supported by money contributed each year by Americans interested in the
cause of education. And after having visited these schools, and the churches
which stand beside them at every point at which we stopped in the Orient,
we reached Bombay and found there also these schools supported by American
money. I told them that if we could not boast that the sun never set upon
our possessions we could boast that it never set upon American philanthropy.
I am proud of this work that my country is doing, and none of us are wise
enough to look into the future and see what may be done by these boys and
girls who owe their intellectual training to the benevolence of American
citizens. And in the presence of the ladies who grace this occasion let
me say, that one who travels abroad, especially in the Orient, learns to
appreciate what America does for the woman. There is no other nation in
which woman stands as high as she does in the United States. There is no
other nation in which woman so nearly approaches the position that the
Creator intended her to fill. I have had some difficulty in bringing my
countrymen to accept the double standard as applied to money. I think,
however, they will agree with me when I apply the double standard to man
and woman, and they will forgive me if I consent to a change in the ratio
from 16 to 1 to 1 to 1.
Another thought that has impressed itself upon me is the superiority of
our religion over the religions of the east. When I visited China I had
a high conception of the philosophy of Confucius, but when I had seen Confucianism
applied to human life and exemplified in Chinese society; when I had studied
the words of Confucius I lost my admiration for the philosophy of Confucius.
I found that there were several points where this system came into direct
antagonism with the teachings of Christ. I have heard it said that Confucius
gave what was equivalent to the golden rule when he said: “Do not unto
others that which you would not have others do unto you.” But if you will
examine the difference you will find that there is a world wide space between
the negative doctrine of Confucius and the positive doctrine of the Nazarene.
The negative doctrine is not sufficient. Life means something better than
negative harmlessness; it means positive helpfulness prompted by love for
Once when Confucius was asked what he thought of the doctrine that you
should do good to those who injure you, his reply was that you should recompense
good with good, and evil with justice; but Christ says love your enemies,
and do good to those that hate you. How can you know what justice is if
revenge is rankling in your bosom? Christ gave us the doctrine that takes
from the heart the desire for revenge; by putting love in its place, He
makes it possible for men to know what justice is.
And as we traveled through India and saw the idolatry that one finds there;
as we saw them dip up water from the sacred Ganges; as we saw them bathing
the limbs of the dead in these waters to consecrate them before they were
burned; as we watched them in their devotion and in their superstitions,
our hearts turned with love and longing to the little churches of this
country where God is worshiped in a different way.
But, my friends, I am not here to speak to you to-night. It has been announced
that we are to have the pleasure of shaking hands with you as soon as I
have concluded my remarks.
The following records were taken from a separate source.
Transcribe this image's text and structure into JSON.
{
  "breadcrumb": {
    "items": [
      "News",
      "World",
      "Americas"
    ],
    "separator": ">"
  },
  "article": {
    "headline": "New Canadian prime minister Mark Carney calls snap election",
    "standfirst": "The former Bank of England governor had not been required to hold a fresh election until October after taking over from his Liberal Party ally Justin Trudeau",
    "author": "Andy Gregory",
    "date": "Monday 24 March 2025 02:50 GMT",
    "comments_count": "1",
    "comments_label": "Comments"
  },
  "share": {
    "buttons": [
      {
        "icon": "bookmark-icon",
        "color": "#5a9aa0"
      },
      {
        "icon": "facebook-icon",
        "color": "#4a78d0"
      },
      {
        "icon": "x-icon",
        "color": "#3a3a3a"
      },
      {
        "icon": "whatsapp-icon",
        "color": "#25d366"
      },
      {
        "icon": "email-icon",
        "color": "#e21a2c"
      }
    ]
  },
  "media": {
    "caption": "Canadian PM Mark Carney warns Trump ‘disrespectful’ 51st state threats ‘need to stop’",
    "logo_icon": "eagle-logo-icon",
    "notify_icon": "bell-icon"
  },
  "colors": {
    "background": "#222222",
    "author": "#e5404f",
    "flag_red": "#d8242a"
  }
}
I have been taking a survey of this audience.
Mrs. Bryan and I have at times shaken hands with as many as 3,600 an hour,
and I have been looking over this audience and wondering how high the sun
would be in the sky tomorrow morning when we are through. As we have not
had our full quota of sleep since we landed in New York I must not postpone
that sleep too long. I shall not occupy more of your time than to say that
we come home again with delight. We have seen nothing abroad that is so
dear to us as home.
To-night we shall not rest on the trembling bosom of the mighty deep; we
shall rest rather on these billowy plains of the boundless West, and I
am sure that the alfalfa-scented air of these lands will be sweeter than
the spicy breezes of Ceylon. And I know that in our home upon the hill
where we can meet you and talk over the days when we have been absent we
will be far happier than we would be in any castle on the Rhine.